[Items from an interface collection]
==============================
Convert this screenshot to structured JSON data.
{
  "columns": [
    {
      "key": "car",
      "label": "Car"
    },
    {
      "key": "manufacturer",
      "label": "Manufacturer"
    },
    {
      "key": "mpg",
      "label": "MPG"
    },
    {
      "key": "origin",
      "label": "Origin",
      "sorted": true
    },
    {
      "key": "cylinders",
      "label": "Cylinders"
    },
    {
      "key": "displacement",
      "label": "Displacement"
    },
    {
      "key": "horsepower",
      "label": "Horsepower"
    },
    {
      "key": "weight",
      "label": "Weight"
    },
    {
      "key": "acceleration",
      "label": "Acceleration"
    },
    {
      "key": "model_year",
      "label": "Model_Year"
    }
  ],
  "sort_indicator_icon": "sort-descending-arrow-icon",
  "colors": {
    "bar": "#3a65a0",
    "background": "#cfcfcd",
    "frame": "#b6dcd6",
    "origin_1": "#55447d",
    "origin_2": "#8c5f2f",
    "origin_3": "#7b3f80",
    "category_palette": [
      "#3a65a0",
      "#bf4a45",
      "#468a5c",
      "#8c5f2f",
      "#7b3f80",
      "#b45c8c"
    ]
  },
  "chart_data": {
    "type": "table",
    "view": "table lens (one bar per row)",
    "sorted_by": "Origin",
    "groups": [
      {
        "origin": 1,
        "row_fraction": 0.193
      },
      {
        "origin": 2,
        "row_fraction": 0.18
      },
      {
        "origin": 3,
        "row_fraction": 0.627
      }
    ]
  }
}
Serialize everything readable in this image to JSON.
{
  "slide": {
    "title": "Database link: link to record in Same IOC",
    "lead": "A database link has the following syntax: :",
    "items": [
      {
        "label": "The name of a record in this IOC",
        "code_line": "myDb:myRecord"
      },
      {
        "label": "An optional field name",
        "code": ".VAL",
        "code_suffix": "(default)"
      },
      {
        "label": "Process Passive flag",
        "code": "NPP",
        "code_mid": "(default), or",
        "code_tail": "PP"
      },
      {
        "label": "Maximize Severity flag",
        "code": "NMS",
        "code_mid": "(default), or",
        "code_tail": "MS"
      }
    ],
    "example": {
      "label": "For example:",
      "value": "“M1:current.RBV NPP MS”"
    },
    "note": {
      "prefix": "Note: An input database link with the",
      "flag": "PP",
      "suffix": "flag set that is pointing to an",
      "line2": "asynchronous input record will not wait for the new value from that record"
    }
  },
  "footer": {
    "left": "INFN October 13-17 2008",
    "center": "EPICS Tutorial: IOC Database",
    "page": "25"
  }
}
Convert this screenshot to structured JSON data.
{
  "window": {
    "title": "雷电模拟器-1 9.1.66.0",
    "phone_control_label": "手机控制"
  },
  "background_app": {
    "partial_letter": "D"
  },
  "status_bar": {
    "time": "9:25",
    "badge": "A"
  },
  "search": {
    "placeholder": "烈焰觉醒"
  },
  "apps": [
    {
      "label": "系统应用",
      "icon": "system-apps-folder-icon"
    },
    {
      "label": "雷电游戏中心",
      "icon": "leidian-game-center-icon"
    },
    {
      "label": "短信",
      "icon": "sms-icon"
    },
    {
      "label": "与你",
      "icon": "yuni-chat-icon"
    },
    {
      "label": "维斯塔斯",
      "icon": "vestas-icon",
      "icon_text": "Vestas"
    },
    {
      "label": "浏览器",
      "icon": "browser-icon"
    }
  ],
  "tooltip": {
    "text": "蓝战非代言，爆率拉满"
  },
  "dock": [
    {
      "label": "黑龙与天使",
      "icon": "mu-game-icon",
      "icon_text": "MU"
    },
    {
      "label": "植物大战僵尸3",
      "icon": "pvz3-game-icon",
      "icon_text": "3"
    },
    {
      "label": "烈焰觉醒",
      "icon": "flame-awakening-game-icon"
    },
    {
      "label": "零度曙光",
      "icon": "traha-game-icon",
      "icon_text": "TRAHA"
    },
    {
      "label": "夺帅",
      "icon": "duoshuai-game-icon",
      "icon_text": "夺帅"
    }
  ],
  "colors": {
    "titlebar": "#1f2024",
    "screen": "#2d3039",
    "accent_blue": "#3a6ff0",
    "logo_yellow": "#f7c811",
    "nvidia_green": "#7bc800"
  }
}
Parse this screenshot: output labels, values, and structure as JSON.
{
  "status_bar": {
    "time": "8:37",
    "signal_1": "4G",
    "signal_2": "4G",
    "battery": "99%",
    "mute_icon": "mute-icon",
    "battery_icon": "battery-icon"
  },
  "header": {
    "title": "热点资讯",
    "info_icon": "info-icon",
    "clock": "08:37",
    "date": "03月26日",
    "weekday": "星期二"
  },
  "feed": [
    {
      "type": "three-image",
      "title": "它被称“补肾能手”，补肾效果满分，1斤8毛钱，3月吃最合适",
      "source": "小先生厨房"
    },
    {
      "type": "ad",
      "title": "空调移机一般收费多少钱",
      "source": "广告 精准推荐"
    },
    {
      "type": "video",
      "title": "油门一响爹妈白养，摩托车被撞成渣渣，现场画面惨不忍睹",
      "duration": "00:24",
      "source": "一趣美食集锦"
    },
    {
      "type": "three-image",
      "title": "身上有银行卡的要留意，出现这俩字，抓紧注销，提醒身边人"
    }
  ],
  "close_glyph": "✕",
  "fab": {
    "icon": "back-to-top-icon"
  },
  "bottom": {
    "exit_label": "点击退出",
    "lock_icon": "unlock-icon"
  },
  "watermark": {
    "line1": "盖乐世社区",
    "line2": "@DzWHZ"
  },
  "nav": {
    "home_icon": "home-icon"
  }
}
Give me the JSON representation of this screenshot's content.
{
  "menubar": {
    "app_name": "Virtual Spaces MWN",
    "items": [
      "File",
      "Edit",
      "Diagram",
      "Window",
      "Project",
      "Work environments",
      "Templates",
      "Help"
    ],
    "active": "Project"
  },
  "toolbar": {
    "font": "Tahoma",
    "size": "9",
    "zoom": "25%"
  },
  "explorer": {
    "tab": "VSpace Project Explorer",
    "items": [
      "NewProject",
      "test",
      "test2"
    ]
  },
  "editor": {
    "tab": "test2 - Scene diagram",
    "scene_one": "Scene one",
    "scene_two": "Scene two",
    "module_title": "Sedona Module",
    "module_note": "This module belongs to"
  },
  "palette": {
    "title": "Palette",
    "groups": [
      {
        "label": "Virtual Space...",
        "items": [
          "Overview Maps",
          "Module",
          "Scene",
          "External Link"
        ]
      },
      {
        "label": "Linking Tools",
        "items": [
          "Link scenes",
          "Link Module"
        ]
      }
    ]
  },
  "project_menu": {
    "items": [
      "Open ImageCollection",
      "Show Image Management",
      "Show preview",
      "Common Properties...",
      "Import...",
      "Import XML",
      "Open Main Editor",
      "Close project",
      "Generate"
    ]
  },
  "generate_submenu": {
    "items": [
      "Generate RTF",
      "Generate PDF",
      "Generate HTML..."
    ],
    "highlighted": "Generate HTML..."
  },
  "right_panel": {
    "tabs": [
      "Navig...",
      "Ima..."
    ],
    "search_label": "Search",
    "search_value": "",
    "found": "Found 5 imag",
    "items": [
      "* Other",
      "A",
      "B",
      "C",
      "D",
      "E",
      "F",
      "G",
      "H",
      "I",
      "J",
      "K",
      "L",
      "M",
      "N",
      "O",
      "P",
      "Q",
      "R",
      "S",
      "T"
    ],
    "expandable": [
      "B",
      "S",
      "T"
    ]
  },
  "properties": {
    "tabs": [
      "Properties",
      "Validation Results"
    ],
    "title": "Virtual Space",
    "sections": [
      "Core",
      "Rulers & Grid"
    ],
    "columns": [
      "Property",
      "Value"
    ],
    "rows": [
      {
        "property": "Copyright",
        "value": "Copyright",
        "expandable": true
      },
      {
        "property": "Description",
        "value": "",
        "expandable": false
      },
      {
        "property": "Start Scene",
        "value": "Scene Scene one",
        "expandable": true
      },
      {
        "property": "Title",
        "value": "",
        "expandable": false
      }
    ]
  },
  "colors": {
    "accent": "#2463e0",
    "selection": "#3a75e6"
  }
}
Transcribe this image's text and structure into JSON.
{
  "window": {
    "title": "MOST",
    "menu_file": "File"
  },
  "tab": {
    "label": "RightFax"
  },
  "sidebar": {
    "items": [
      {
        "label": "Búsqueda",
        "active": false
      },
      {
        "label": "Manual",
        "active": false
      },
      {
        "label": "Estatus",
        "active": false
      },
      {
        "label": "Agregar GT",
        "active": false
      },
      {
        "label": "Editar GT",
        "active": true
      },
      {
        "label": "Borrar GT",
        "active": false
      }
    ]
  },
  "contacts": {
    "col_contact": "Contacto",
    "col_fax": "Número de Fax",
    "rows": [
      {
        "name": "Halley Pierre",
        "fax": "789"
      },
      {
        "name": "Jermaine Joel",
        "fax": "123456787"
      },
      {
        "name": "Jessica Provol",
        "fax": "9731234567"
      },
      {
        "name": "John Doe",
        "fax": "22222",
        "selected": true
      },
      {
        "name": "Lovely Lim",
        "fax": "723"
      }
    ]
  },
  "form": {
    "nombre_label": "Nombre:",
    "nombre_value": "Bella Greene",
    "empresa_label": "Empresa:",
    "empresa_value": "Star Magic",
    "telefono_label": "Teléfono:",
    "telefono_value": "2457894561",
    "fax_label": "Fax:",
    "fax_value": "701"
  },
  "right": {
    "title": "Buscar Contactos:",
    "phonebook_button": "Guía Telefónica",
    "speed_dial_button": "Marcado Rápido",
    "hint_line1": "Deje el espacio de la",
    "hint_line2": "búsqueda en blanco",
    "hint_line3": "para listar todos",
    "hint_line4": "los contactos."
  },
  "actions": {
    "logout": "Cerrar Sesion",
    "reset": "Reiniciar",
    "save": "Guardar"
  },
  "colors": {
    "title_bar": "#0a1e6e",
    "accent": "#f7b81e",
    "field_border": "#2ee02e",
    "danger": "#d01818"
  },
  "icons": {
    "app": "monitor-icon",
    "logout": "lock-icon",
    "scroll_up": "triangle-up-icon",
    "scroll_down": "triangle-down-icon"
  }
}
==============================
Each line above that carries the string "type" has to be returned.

Your response.
    "type": "table",
      "type": "three-image",
      "type": "ad",
      "type": "video",
      "type": "three-image",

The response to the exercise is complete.